NVIDIA ARM acquisition deemed a national security risk in the UK

NVIDIA is already making big plans on its investments in the Arm ecosystem, most of which hinges on its acquisition of the UK-based company currently owned by Japan's SoftBank. We haven't heard much about the status of that process recently, but the latest news that has just surfaced isn't that encouraging, at least for NVIDIA. The acquisition has already been uncertain as far as the UK is concerned, and insiders are now saying that the country is inclined to reject the bid over national security concerns.

It has been a year since NVIDIA and SoftBank revealed the graphics tech giant's intentions to takeover Arm, formerly Arm Holdings. The semiconductor and software design company is best known for creating the design and technologies used for CPUs and GPUs that are then licensed by the likes of Qualcomm, MediaTek, Samsung, Rockchip, and a whole host of other chipmakers. As such, Arm is at the center of most mobile and embedded technologies.

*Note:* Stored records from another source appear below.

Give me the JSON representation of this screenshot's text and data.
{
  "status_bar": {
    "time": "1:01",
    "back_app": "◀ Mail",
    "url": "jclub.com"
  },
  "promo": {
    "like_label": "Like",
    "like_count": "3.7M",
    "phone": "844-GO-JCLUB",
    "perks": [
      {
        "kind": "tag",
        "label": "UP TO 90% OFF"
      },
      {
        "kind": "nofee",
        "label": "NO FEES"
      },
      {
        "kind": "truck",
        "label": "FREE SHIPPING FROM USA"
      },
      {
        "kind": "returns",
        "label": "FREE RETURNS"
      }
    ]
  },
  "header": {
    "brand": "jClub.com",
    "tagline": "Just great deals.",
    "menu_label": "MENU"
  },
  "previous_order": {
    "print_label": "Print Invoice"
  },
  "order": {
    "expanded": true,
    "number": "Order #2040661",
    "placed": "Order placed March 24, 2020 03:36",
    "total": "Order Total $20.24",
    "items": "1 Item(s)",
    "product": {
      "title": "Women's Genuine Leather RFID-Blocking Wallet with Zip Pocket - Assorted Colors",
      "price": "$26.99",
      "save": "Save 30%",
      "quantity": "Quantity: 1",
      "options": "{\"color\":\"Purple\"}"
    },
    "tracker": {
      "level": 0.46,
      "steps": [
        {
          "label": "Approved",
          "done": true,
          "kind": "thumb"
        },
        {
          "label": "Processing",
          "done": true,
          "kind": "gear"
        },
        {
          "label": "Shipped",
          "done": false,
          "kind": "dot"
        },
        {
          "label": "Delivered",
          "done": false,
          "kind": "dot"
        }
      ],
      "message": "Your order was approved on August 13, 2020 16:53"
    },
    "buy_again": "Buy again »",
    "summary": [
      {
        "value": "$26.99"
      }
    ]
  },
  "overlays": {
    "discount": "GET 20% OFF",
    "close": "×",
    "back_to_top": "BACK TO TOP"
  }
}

As a company, however, its history may suggest a bit of instability. After being acquired in 2016, the SoftBank Group started looking for buyers to fuel its buybacks and newer investments. There have been several interested parties, but NVIDIA rose to be the most prominent and, unfortunately, the most controversial.

The UK naturally has vested interests in who becomes Arm's new owner, especially as the government tries to consolidate and protect its technological "treasures" like Arm. Bloomberg now reports that there is a growing concern over the national security implications of Arm's acquisition by US-based NVIDIA, but it is still unclear why that would be so. Questions of neutrality and anti-competitiveness might actually be more relevant, considering NVIDIA is a direct competitor to some of Arm's licensees.

Things could still go in NVIDIA's favor, though, but other stakeholders in the Arm ecosystem are also willing to pitch in if the deal goes south. SoftBank's last resort would be to file for an IPO of Arm, though that is deemed to be less profitable than an outright sale.